◆ **TASK**: I need the records below retyped exactly.

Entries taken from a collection
===
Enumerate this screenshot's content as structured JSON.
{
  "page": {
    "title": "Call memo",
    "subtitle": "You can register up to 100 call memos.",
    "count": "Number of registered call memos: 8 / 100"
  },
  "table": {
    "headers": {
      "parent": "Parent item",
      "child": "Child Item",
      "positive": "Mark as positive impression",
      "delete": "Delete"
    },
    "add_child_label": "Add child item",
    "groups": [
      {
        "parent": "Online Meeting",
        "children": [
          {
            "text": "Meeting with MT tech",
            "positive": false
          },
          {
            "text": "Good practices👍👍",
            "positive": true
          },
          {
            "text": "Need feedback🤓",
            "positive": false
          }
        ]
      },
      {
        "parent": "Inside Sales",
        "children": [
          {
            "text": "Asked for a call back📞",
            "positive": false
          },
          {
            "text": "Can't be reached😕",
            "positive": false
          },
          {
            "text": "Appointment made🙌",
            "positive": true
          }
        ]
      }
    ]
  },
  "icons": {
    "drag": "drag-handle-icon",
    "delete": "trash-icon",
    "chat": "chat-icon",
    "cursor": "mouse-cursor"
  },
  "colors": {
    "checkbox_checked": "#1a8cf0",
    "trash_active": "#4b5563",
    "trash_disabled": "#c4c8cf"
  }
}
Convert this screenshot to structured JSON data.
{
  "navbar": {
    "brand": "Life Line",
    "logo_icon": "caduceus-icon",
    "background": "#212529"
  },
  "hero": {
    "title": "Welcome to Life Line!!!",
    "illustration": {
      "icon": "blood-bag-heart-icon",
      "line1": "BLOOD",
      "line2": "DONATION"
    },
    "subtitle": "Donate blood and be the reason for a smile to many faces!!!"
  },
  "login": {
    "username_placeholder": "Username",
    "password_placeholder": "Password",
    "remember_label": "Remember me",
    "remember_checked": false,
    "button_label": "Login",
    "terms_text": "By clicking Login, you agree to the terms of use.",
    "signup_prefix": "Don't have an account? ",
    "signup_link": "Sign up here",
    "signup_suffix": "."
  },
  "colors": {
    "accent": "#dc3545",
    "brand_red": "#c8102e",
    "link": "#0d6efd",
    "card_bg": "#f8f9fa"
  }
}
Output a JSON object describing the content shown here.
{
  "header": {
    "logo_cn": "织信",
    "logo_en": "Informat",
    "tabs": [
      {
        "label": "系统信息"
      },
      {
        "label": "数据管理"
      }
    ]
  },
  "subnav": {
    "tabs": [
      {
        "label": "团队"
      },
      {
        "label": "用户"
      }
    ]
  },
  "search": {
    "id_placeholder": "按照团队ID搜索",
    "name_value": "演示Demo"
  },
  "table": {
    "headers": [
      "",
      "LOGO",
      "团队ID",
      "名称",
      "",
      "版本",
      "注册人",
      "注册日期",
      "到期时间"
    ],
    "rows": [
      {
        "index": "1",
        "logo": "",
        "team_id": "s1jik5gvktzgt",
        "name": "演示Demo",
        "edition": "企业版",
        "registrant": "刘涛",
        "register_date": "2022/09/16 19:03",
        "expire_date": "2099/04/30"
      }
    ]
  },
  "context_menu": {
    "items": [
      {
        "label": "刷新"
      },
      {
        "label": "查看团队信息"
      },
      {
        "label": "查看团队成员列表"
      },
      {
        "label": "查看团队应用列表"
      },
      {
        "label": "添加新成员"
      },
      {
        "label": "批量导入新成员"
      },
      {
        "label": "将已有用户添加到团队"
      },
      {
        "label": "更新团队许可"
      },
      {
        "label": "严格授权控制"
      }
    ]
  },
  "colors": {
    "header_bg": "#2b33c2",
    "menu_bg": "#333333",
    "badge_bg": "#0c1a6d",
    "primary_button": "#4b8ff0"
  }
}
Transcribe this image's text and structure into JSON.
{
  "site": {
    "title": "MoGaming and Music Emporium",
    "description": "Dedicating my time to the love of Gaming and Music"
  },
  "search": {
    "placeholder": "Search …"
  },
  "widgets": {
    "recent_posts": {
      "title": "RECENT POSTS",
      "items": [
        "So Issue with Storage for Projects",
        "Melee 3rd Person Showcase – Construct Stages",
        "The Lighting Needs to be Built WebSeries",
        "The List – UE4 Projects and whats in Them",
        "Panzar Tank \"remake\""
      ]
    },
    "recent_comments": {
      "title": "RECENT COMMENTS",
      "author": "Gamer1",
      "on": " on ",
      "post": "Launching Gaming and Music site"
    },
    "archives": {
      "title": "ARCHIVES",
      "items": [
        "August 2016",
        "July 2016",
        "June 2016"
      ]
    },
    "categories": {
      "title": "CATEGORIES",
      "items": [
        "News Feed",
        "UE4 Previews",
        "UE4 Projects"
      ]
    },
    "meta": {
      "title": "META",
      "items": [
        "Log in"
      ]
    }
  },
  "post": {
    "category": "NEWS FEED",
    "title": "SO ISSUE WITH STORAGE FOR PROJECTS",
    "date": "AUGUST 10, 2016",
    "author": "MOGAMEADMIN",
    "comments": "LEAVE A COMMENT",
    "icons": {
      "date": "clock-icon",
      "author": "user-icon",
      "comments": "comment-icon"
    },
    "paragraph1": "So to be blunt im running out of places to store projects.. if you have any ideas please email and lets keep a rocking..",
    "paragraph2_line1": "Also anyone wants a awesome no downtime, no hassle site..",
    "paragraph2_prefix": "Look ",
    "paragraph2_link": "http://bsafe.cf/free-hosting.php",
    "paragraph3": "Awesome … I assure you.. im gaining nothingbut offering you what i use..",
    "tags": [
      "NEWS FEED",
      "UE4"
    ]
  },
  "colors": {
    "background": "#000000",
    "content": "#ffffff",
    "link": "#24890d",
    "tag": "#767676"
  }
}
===
◆ **WRITTEN SOLUTION**:
Enumerate this screenshot's content as structured JSON.
{
  "page": {
    "title": "Call memo",
    "subtitle": "You can register up to 100 call memos.",
    "count": "Number of registered call memos: 8 / 100"
  },
  "table": {
    "headers": {
      "parent": "Parent item",
      "child": "Child Item",
      "positive": "Mark as positive impression",
      "delete": "Delete"
    },
    "add_child_label": "Add child item",
    "groups": [
      {
        "parent": "Online Meeting",
        "children": [
          {
            "text": "Meeting with MT tech",
            "positive": false
          },
          {
            "text": "Good practices👍👍",
            "positive": true
          },
          {
            "text": "Need feedback🤓",
            "positive": false
          }
        ]
      },
      {
        "parent": "Inside Sales",
        "children": [
          {
            "text": "Asked for a call back📞",
            "positive": false
          },
          {
            "text": "Can't be reached😕",
            "positive": false
          },
          {
            "text": "Appointment made🙌",
            "positive": true
          }
        ]
      }
    ]
  },
  "icons": {
    "drag": "drag-handle-icon",
    "delete": "trash-icon",
    "chat": "chat-icon",
    "cursor": "mouse-cursor"
  },
  "colors": {
    "checkbox_checked": "#1a8cf0",
    "trash_active": "#4b5563",
    "trash_disabled": "#c4c8cf"
  }
}
Convert this screenshot to structured JSON data.
{
  "navbar": {
    "brand": "Life Line",
    "logo_icon": "caduceus-icon",
    "background": "#212529"
  },
  "hero": {
    "title": "Welcome to Life Line!!!",
    "illustration": {
      "icon": "blood-bag-heart-icon",
      "line1": "BLOOD",
      "line2": "DONATION"
    },
    "subtitle": "Donate blood and be the reason for a smile to many faces!!!"
  },
  "login": {
    "username_placeholder": "Username",
    "password_placeholder": "Password",
    "remember_label": "Remember me",
    "remember_checked": false,
    "button_label": "Login",
    "terms_text": "By clicking Login, you agree to the terms of use.",
    "signup_prefix": "Don't have an account? ",
    "signup_link": "Sign up here",
    "signup_suffix": "."
  },
  "colors": {
    "accent": "#dc3545",
    "brand_red": "#c8102e",
    "link": "#0d6efd",
    "card_bg": "#f8f9fa"
  }
}
Output a JSON object describing the content shown here.
{
  "header": {
    "logo_cn": "织信",
    "logo_en": "Informat",
    "tabs": [
      {
        "label": "系统信息"
      },
      {
        "label": "数据管理"
      }
    ]
  },
  "subnav": {
    "tabs": [
      {
        "label": "团队"
      },
      {
        "label": "用户"
      }
    ]
  },
  "search": {
    "id_placeholder": "按照团队ID搜索",
    "name_value": "演示Demo"
  },
  "table": {
    "headers": [
      "",
      "LOGO",
      "团队ID",
      "名称",
      "",
      "版本",
      "注册人",
      "注册日期",
      "到期时间"
    ],
    "rows": [
      {
        "index": "1",
        "logo": "",
        "team_id": "s1jik5gvktzgt",
        "name": "演示Demo",
        "edition": "企业版",
        "registrant": "刘涛",
        "register_date": "2022/09/16 19:03",
        "expire_date": "2099/04/30"
      }
    ]
  },
  "context_menu": {
    "items": [
      {
        "label": "刷新"
      },
      {
        "label": "查看团队信息"
      },
      {
        "label": "查看团队成员列表"
      },
      {
        "label": "查看团队应用列表"
      },
      {
        "label": "添加新成员"
      },
      {
        "label": "批量导入新成员"
      },
      {
        "label": "将已有用户添加到团队"
      },
      {
        "label": "更新团队许可"
      },
      {
        "label": "严格授权控制"
      }
    ]
  },
  "colors": {
    "header_bg": "#2b33c2",
    "menu_bg": "#333333",
    "badge_bg": "#0c1a6d",
    "primary_button": "#4b8ff0"
  }
}
Transcribe this image's text and structure into JSON.
{
  "site": {
    "title": "MoGaming and Music Emporium",
    "description": "Dedicating my time to the love of Gaming and Music"
  },
  "search": {
    "placeholder": "Search …"
  },
  "widgets": {
    "recent_posts": {
      "title": "RECENT POSTS",
      "items": [
        "So Issue with Storage for Projects",
        "Melee 3rd Person Showcase – Construct Stages",
        "The Lighting Needs to be Built WebSeries",
        "The List – UE4 Projects and whats in Them",
        "Panzar Tank \"remake\""
      ]
    },
    "recent_comments": {
      "title": "RECENT COMMENTS",
      "author": "Gamer1",
      "on": " on ",
      "post": "Launching Gaming and Music site"
    },
    "archives": {
      "title": "ARCHIVES",
      "items": [
        "August 2016",
        "July 2016",
        "June 2016"
      ]
    },
    "categories": {
      "title": "CATEGORIES",
      "items": [
        "News Feed",
        "UE4 Previews",
        "UE4 Projects"
      ]
    },
    "meta": {
      "title": "META",
      "items": [
        "Log in"
      ]
    }
  },
  "post": {
    "category": "NEWS FEED",
    "title": "SO ISSUE WITH STORAGE FOR PROJECTS",
    "date": "AUGUST 10, 2016",
    "author": "MOGAMEADMIN",
    "comments": "LEAVE A COMMENT",
    "icons": {
      "date": "clock-icon",
      "author": "user-icon",
      "comments": "comment-icon"
    },
    "paragraph1": "So to be blunt im running out of places to store projects.. if you have any ideas please email and lets keep a rocking..",
    "paragraph2_line1": "Also anyone wants a awesome no downtime, no hassle site..",
    "paragraph2_prefix": "Look ",
    "paragraph2_link": "http://bsafe.cf/free-hosting.php",
    "paragraph3": "Awesome … I assure you.. im gaining nothingbut offering you what i use..",
    "tags": [
      "NEWS FEED",
      "UE4"
    ]
  },
  "colors": {
    "background": "#000000",
    "content": "#ffffff",
    "link": "#24890d",
    "tag": "#767676"
  }
}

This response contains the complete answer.